Backpack: Web service online organizer
Can’t tell you how often I come across cool new web services when surfing blogs — even when I end up thinking that it’s only marginally useful. Tonight I was at 43 Folders and read a post about a hosted web service called BackpackIt and checked it out.
Though their free service (5 pages, 10 reminders) is interesting, the paid service adds reasonable amounts of pages and storage ($5/month (20 pages, 40 MB disk space for images/files, 100 reminders), $9/month (100 pages, 100 MB disk space for images/files, 200 reminders), or $19/month (500 pages, 250 MB disk space for images/files, 300 reminders)). Still, with my cable modem access ($45 per month), web site ($9 per month), blog ($15 per month), and audioblog streaming service ($5 per month), that’s $74 per month for what I consider to be basic stuff. Now add, say, another $9 per month and a service like this had better be REALLY useful or needed before I’d cough up more dough.
It’s nice that one can password protect pages…but my blog provider (Typepad) let’s me setup unlimited blogs with storage for photos, etc., and no “page count” required — and each blog could be password protected! So what sets these guys apart from a blog provider?
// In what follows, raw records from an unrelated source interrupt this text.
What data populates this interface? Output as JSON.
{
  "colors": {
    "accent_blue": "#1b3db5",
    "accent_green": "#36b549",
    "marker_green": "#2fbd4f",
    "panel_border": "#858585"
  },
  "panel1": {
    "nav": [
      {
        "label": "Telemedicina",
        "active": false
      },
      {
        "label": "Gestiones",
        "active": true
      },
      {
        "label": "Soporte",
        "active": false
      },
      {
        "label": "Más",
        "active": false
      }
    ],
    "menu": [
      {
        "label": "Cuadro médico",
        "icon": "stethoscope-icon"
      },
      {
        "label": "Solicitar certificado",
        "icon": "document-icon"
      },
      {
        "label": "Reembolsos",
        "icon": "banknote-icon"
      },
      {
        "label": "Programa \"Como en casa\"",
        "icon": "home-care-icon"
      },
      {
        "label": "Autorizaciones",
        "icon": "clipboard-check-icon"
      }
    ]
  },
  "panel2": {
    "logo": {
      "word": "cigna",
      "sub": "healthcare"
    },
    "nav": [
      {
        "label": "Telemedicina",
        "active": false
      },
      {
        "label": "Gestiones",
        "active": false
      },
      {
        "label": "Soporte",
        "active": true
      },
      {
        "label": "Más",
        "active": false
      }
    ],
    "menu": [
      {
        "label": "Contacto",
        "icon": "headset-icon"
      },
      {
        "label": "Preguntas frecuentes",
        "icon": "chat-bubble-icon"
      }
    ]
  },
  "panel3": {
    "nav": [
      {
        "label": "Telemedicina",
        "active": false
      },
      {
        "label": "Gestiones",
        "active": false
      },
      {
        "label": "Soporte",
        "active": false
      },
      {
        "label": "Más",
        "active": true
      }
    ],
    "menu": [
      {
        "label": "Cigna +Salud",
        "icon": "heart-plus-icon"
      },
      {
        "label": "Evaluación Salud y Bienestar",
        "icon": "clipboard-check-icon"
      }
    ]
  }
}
Reminders. This is what is particularly cool in my view since you can have reminders or ticklers show up on an aggregated dashboard or be sent to you via email or SMS. I still think that — if I really need a reminder — I have my calendar on my Blackberry that works just fine, thank you (but of course, that would require every to-do be entered twice). Maybe PDA support and sync’ing is required?
Here’s another thing I struggle with when considering any hosted web service offering: Is it secure? Will people use it? Can I easily aggregate and connect it with other stuff internally and externally in our organization? Even with a personal site such as Backpack (they have a commercial project management offering called Basecamp) this is an issue.
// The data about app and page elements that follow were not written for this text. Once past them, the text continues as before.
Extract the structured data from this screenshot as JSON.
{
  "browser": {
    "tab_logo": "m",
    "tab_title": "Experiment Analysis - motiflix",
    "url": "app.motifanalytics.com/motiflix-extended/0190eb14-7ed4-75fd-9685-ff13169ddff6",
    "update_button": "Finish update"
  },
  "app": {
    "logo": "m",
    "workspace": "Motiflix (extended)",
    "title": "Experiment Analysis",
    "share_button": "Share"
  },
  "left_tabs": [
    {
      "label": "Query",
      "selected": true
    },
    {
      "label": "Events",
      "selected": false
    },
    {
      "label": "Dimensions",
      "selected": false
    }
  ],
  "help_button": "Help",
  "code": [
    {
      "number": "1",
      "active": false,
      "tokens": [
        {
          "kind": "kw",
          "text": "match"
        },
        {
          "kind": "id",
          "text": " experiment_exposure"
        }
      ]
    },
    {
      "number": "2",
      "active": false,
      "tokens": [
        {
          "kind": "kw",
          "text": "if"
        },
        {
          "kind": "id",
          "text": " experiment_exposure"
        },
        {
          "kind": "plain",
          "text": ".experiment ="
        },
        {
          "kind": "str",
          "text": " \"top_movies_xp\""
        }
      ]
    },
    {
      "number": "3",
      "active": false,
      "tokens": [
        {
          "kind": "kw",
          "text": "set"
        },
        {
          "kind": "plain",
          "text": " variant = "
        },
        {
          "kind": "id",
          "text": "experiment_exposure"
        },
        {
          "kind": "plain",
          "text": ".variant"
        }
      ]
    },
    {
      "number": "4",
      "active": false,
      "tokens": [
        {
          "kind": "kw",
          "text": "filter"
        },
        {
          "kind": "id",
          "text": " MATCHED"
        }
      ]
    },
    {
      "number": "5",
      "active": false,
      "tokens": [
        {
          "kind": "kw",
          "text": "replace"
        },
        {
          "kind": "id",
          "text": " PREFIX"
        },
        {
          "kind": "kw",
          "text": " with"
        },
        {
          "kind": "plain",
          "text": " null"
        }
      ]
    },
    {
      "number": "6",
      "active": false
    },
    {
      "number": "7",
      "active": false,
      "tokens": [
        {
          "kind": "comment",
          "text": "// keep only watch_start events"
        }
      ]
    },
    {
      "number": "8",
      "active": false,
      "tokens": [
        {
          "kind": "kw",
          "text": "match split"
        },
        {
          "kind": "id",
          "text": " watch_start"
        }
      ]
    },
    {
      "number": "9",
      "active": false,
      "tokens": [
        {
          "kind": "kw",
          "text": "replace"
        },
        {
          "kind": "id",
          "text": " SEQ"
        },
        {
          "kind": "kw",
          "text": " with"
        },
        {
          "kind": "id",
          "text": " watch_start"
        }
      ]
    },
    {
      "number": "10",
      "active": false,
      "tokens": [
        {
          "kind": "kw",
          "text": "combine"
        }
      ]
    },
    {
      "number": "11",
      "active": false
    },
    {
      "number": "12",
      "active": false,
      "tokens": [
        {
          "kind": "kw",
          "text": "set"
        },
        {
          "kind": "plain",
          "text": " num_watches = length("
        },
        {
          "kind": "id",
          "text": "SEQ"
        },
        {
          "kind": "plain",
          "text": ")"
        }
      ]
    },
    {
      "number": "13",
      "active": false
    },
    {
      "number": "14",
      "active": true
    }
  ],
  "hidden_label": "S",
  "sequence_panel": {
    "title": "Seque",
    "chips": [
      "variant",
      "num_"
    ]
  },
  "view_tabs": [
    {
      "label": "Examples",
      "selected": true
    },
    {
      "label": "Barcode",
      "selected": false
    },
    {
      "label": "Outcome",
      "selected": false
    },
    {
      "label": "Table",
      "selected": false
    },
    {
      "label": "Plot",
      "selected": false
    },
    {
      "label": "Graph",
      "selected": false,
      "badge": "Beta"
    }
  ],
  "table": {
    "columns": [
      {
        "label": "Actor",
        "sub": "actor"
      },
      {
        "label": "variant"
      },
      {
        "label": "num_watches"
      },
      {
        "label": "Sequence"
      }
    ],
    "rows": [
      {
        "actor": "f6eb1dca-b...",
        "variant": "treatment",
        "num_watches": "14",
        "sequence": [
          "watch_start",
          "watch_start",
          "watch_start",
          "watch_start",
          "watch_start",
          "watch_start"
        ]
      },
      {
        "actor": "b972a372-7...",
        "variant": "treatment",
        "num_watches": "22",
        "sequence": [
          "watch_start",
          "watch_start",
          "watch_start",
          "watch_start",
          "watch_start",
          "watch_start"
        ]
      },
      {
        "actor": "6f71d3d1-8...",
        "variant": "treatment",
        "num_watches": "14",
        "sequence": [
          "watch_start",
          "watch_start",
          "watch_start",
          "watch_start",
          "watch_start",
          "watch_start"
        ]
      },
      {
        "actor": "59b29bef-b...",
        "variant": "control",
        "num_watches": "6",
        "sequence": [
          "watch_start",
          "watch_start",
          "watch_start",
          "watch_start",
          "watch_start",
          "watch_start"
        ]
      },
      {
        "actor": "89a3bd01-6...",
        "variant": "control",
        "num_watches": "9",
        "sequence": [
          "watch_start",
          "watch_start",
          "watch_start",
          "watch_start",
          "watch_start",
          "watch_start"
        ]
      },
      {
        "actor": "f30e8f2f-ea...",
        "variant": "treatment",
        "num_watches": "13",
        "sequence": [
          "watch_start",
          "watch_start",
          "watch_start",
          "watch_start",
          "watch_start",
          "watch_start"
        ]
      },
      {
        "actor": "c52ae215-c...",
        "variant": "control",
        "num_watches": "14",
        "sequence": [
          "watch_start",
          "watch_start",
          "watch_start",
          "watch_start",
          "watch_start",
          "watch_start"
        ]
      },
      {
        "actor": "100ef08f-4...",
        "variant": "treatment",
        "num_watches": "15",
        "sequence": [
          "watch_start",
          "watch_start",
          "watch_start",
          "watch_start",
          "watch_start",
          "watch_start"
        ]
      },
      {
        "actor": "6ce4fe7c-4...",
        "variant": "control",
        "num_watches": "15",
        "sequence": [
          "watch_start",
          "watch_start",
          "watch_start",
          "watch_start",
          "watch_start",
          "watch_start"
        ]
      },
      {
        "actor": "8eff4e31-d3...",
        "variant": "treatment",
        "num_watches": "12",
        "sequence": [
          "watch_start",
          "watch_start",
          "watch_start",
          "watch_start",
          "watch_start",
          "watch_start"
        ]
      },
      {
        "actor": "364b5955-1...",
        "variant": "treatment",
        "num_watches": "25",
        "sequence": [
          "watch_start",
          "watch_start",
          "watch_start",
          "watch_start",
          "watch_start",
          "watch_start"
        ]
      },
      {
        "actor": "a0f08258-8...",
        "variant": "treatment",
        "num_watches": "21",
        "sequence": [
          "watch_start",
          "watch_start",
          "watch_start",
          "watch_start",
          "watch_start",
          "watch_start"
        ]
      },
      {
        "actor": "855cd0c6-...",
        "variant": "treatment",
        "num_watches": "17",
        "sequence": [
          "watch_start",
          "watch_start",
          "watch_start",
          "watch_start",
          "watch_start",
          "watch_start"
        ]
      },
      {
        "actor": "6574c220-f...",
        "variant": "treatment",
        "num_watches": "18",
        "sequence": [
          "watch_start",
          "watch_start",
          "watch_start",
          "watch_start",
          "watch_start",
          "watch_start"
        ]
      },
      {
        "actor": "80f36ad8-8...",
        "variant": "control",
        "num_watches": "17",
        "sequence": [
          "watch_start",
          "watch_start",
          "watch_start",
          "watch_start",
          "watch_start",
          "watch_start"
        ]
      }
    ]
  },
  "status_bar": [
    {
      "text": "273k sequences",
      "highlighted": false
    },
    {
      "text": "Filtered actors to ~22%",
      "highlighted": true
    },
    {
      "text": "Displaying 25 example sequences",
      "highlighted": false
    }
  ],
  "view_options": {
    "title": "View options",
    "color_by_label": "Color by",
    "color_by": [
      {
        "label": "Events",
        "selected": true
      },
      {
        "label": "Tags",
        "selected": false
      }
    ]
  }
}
In its current form, I’d say Backpack is a stretch for anyone that would or could sign up for a blogging provider with unlimited blogs (heck…I could setup a blog per subject and allow guest authors, etc., and do almost everything Backpack does without paying more money).
About Steve Borsch
Connecting the Dots Podcast
Podcasting hit the mainstream in July of 2005 when Apple added podcast show support within iTunes. I'd seen this coming so started podcasting in May of 2005 and kept going until August of 2007. Unfortunately was never 'discovered' by national broadcasters, but made a delightfully large number of connections with people all over the world because of these shows. Click here to view the archive of my podcast posts.